He’s been given another chance to turn things around, and yesterday the President got a chance to send a message to his board and voting shareholders (535 Congressmen and 311 million Americans). Here are 5 tips CEOs can pick up from our Commander in Chief:
“We the people…”
We live in a 140-character age, and speeches are rarer and more distinctive than ever. A speech is a special event, so your audience will be paying extra attention.

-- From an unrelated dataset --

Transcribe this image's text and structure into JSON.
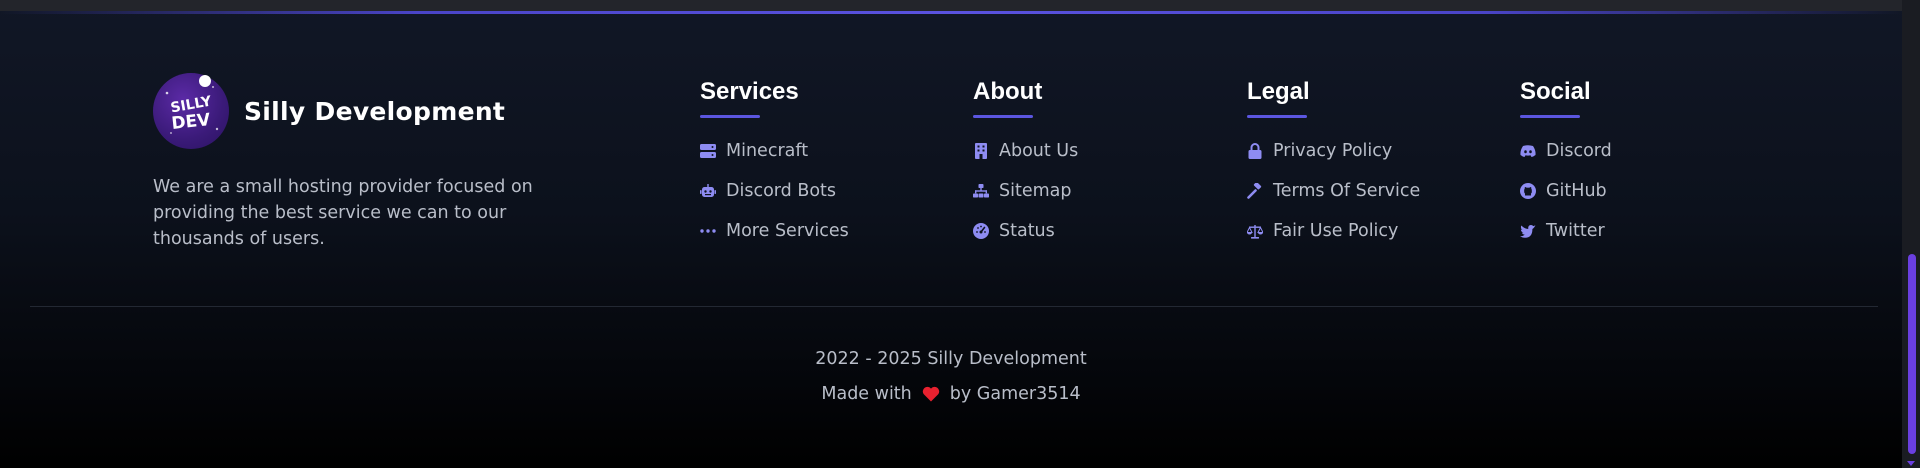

Obama spent weeks researching and incorporating the best parts of past inaugural speeches into his own. Look to your or other companies’ pasts to find ideas that have worked before. Obama’s inaugural was brimming with quotes and ideas from the Declaration of Independence, Bill of Rights, and Presidents Lincoln and FDR’s inaugurals. Look back to your company’s beginnings and see which principles have remained constant and which ideas you can carry forward.

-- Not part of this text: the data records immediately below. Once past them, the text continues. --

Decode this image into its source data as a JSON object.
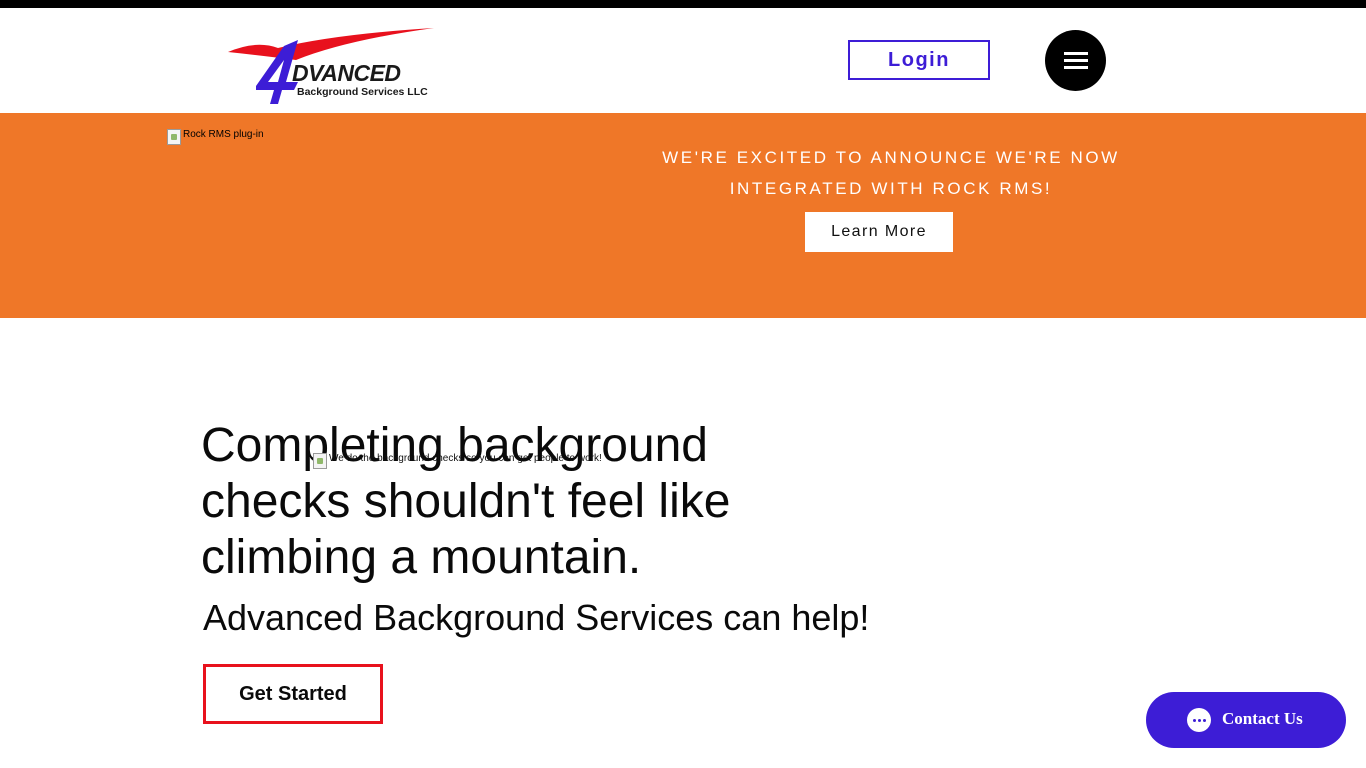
{
  "header": {
    "logo": {
      "wordmark": "DVANCED",
      "subtitle": "Background Services LLC"
    },
    "login_label": "Login",
    "menu_icon": "hamburger-icon"
  },
  "banner": {
    "image_alt": "Rock RMS plug-in",
    "announcement_line1": "WE'RE EXCITED TO ANNOUNCE WE'RE NOW",
    "announcement_line2": "INTEGRATED WITH ROCK RMS!",
    "learn_more_label": "Learn More"
  },
  "hero": {
    "heading_line1": "Completing background",
    "heading_line2": "checks shouldn't feel like",
    "heading_line3": "climbing a mountain.",
    "image_alt": "We do the background checks so you can get people to work!",
    "subheading": "Advanced Background Services can help!",
    "cta_label": "Get Started"
  },
  "chat_widget": {
    "label": "Contact Us",
    "icon": "chat-bubble-icon"
  },
  "colors": {
    "brand_purple": "#3d1dd6",
    "banner_orange": "#ef7728",
    "cta_red": "#e8111d",
    "logo_red": "#e8111d"
  }
}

“Let us answer the call of history…”
For your listeners to believe in you, you must first believe in yourself. Even by presidential standards, Obama takes a very active hand in writing his own speeches, and it’s much easier to sound authentic when you’re delivering your own words. Your communications team can help you with style, but the substance of your words will be stronger if it comes from you.
Even a speaker as experienced as Obama takes ample time to rehearse. No matter how busy you are, don’t scrimp on prep time. Even if you’re in the habit of speaking from notes rather than from a script, practice delivering the speech in full. A speech of this kind is less about conferring information than it is about transferring energy- a vision is more than just data.
While the text of your speech will get the most attention, don’t neglect appearances. Thanks to ubiquitous video, speeches are seen as much as they are heard. Though you may not be able to choose your venue, you should practice to develop a natural, energetic delivery. Watching video recordings of yourself lets you immediately spot flaws and improve your technique.
“We have always understood that when times change, so must we; that fidelity to our founding principles requires new responses to new challenges…”
People resist big changes- even when big changes might be necessary. Obama mentioned very big plans for tackling issues ranging from the environment to immigration, but instead of presenting his proposals as sharp breaks from the past, the President couched them in terms of our country’s oldest principles.
Shutting down a factory or formerly successful product line seems less drastic if adaptability has always been a core trait of your company. Obama acknowledges the problems we face with the deficit, the war in Afghanistan, and inequality, but he places them in the larger context of challenges America has overcome before. We beat the British; we survived a civil war; we defeated fascism and communism; we built the world’s greatest economy. Whatever challenges your company faces will seem less daunting in the context of past trials.
4. Be memorable
“We cannot mistake absolutism for principle, or substitute spectacle for politics, or treat name-calling as reasoned debate.”
Even with speeches as great as Lincoln’s or JFK’s, people tend to only remember a few highlights- “the better angels of our nature,” “the torch has been passed to a new generation,” “ask not what your country can do for you…”
Speeches are no longer written for a single audience at a single moment. They’re written for the evening news, the morning papers, blogs, Facebook, Twitter. Give them some words that’ll stick in people’s minds and echo across the different media for weeks to come. Strong contrasts (“with malice toward none, with charity for all”) are especially memorable. Ideally people will be able to look back a few months or years from now and say, “Remember that ‘ask not what your country can do for you speech?’ That was the turning point.”
5. A call to action
“We must act… you and I, as citizens, have the power to set this country’s course.”
The Greek statesman Pericles once complained, “When the people hear me speak, they say ‘listen to how well he speaks!’ When [rival] Demosthenes speaks, the people say, ‘let us march!’”
You want to leave your audience with more than a sense that you’re well spoken; the purpose of your speech is to compel change through action. Obama calls on us to “shape the debates of our time” and embrace our common mission. Your listeners, too, should get the sense that they are all working together toward a shared vision and a common interest. Whether it’s to encourage innovation and collaboration in your company or to confront global climate change, every speech should exhort its listeners to go out and change the world.